Difference between revisions of "Bel"

From Hydrogenaudio Knowledgebase
Jump to: navigation, search
m (DB moved to Bel)
Line 1: Line 1:
{{title|dB}}
+
The '''bel''' is a logarithmical unit used to express relative difference in intensity or power between two signals, usually acoustic. Because of the fact that the Bel unit is too large for everyday use most of the times it is used as the more convenient '''decibel''' (abbreviated to '''dB''').
  
The '''decibel''' (abbreviated to '''dB''') is a logarithmical unit used to express relative difference in intensity or power between two signals, usually acoustic.
+
Decibel is equal to ten times the common logarithm of the ratio of the two levels.
  
It is equal to ten times the common logarithm of the ratio of the two levels.
+
::<math>{di\! f\!\! f} = \cdot \log_{10}\left(\frac{P_2}{P_1}\right )</math>
 +
 
 +
In case of the decibel we have a ''10'' factor:
  
 
::<math>{di\! f\!\! f} = 10 \cdot \log_{10}\left(\frac{P_2}{P_1}\right )</math>
 
::<math>{di\! f\!\! f} = 10 \cdot \log_{10}\left(\frac{P_2}{P_1}\right )</math>
 
The ''10'' factor comes from the fact the Bel unit is too large for everyday use; decibel is just more convenient.
 
  
 
There is a second definition of the decibel. In acoustics, it is used to express the ratio in sound pressure, because power is roughly proportional to the square of effective sound pressure.
 
There is a second definition of the decibel. In acoustics, it is used to express the ratio in sound pressure, because power is roughly proportional to the square of effective sound pressure.
Line 13: Line 13:
 
Let 'p' be pressure, 'P' power.
 
Let 'p' be pressure, 'P' power.
  
::<math>{di\! f\!\! f} = 10 \cdot \log_{10}\left(\frac{P_2}{P_1}\right )</math>
+
::<math>{di\! f\!\! f} = \cdot \log_{10}\left(\frac{P_2}{P_1}\right )</math>
 
    
 
    
::<math>{di\! f\!\! f} = 10 \cdot \log_{10}\left(\frac{p_2^2}{p_1^2}\right )</math>
+
::<math>{di\! f\!\! f} = \cdot \log_{10}\left(\frac{p_2^2}{p_1^2}\right )</math>
 
    
 
    
::<math>{di\! f\!\! f} = 20 \cdot \log_{10}\left(\frac{p_2}{p_1}\right )</math> because <math>\log_{10}(a^2) = 2 \cdot \log_{10}(a)</math>
+
::<math>{di\! f\!\! f} = 2 \cdot \log_{10}\left(\frac{p_2}{p_1}\right )</math> because <math>\log_{10}(a^2) = 2 \cdot \log_{10}(a)</math>
  
 
In this scale, it means an increase of 20 dB is equal to a ten-fold ratio, or 6 dB a two-fold ratio (<math>20 \cdot \log_{10}(2)</math> ''is approximately equal to 6'').
 
In this scale, it means an increase of 20 dB is equal to a ten-fold ratio, or 6 dB a two-fold ratio (<math>20 \cdot \log_{10}(2)</math> ''is approximately equal to 6'').
  
 
[[Category:Technical]]
 
[[Category:Technical]]

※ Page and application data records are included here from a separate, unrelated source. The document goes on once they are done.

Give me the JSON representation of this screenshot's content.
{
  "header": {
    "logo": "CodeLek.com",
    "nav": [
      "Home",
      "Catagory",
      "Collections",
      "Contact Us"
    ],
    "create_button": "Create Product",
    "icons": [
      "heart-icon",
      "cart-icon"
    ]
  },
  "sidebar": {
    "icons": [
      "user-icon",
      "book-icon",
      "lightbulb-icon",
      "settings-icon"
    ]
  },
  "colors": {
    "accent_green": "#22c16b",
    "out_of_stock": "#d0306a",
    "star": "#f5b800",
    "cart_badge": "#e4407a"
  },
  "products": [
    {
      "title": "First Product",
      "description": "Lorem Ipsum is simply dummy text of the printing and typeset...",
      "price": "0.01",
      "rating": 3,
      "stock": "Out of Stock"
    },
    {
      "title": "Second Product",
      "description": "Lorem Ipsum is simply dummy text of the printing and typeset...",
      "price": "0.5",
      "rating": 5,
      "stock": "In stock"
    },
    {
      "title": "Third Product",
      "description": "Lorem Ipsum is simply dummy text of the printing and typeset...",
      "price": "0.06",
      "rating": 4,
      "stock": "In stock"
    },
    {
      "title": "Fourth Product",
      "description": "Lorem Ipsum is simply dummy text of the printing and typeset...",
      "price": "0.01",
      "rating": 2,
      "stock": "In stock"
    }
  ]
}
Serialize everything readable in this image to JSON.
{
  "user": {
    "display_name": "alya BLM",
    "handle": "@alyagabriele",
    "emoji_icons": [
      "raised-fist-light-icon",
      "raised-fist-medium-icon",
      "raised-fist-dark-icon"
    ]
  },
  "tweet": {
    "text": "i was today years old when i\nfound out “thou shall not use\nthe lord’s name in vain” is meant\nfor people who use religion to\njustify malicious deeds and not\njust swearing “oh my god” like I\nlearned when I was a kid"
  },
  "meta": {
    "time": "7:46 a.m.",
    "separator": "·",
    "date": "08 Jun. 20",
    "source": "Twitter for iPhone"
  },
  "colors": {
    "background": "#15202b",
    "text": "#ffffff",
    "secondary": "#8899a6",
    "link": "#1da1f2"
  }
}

Revision as of 18:33, 14 June 2007

The bel is a logarithmical unit used to express relative difference in intensity or power between two signals, usually acoustic. Because of the fact that the Bel unit is too large for everyday use most of the times it is used as the more convenient decibel (abbreviated to dB).

Decibel is equal to ten times the common logarithm of the ratio of the two levels.

{di\! f\!\! f} = \cdot \log_{10}\left(\frac{P_2}{P_1}\right )

In case of the decibel we have a 10 factor:

{di\! f\!\! f} = 10 \cdot \log_{10}\left(\frac{P_2}{P_1}\right )

There is a second definition of the decibel. In acoustics, it is used to express the ratio in sound pressure, because power is roughly proportional to the square of effective sound pressure.

Let 'p' be pressure, 'P' power.

{di\! f\!\! f} = \cdot \log_{10}\left(\frac{P_2}{P_1}\right )
{di\! f\!\! f} = \cdot \log_{10}\left(\frac{p_2^2}{p_1^2}\right )
{di\! f\!\! f} = 2 \cdot \log_{10}\left(\frac{p_2}{p_1}\right ) because \log_{10}(a^2) = 2 \cdot \log_{10}(a)

In this scale, it means an increase of 20 dB is equal to a ten-fold ratio, or 6 dB a two-fold ratio (20 \cdot \log_{10}(2) is approximately equal to 6).